This work has been supported by the Grant-in-Aid for Scientific Research program (21018003, 21684006, 22253002, 23540261, 24103003, 24244015, 2611460, 25247017, 15K17599, 15H02062) from the Japan Society for the Promotion of Science (JSPS). Part of this work has also been supported through the Optical and Near-Infrared Astronomy Inter-University Cooperation Program by the Japanese Ministry of Education, Culture, Sports, Science and Technology, the institutional program for young researcher overseas visits from the JSPS, and the National Astronomical Observatory of Japan (NAOJ) research grant for universities. The development of the Simultaneous-color Wide-field IR Multi-object Spectrograph (SWIMS) and the MIMIZUKU instruments is supported by the Advanced Technology Center (NAOJ). The DDS image in Figure 3 was produced at the Space Telescope Science Institute under US Government grant NAG W-2166, and is based on photographic data obtained from the Oschin Schmidt Telescope on Palomar Mountain (CA) and the UK's Schmidt Telescope. The plate was processed into the shown compressed digital form with the permission of these institutions.
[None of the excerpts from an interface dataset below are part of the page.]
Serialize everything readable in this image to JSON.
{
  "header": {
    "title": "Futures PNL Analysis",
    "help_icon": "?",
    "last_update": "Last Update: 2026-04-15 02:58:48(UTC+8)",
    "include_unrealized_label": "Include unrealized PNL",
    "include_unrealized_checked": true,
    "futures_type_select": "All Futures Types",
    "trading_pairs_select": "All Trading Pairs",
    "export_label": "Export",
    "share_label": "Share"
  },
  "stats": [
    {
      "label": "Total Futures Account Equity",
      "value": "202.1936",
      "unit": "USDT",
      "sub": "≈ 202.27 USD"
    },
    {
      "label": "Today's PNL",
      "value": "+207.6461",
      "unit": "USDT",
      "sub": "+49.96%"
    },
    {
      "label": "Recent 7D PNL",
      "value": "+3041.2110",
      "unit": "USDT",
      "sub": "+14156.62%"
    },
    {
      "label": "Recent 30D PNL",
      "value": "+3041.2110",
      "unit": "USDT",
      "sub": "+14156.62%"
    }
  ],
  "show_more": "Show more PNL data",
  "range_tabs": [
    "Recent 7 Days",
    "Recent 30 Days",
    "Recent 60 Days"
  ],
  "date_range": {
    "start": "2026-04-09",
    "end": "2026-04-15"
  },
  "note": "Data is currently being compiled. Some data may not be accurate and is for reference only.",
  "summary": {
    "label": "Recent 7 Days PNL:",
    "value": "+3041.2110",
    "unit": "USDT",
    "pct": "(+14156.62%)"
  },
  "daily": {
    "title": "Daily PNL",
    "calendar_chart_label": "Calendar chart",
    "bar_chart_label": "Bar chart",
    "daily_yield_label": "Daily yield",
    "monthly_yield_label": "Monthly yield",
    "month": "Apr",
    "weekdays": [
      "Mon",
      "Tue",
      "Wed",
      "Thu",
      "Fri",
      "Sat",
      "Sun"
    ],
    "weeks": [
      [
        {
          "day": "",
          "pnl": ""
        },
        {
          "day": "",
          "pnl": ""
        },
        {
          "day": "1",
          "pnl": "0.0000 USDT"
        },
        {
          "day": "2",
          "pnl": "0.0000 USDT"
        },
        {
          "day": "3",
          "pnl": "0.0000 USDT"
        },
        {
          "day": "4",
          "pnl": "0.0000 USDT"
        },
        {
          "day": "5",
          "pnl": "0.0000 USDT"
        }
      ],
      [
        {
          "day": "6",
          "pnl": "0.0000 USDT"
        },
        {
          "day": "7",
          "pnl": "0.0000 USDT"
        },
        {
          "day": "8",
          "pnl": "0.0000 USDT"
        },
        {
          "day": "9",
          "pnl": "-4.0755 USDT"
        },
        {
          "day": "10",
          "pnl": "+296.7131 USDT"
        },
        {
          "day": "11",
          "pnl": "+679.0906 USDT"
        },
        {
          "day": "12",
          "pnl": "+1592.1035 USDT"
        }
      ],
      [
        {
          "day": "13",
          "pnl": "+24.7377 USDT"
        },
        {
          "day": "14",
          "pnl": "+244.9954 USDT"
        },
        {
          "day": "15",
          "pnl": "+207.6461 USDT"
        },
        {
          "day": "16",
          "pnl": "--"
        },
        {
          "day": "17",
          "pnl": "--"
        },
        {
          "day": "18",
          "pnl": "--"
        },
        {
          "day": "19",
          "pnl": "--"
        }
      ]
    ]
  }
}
University of Tokyo
Kentaro Motohara graduated from Kyoto University, Japan, and mainly works on near-IR instrumentation, as well as studying galaxy formation and evolution. He is a member of the University of Tokyo Atacama Observatory project, and a principal investigator of its near-IR camera/spectrograph (SWIMS).
Research Center for the Early Universe
University of Tokyo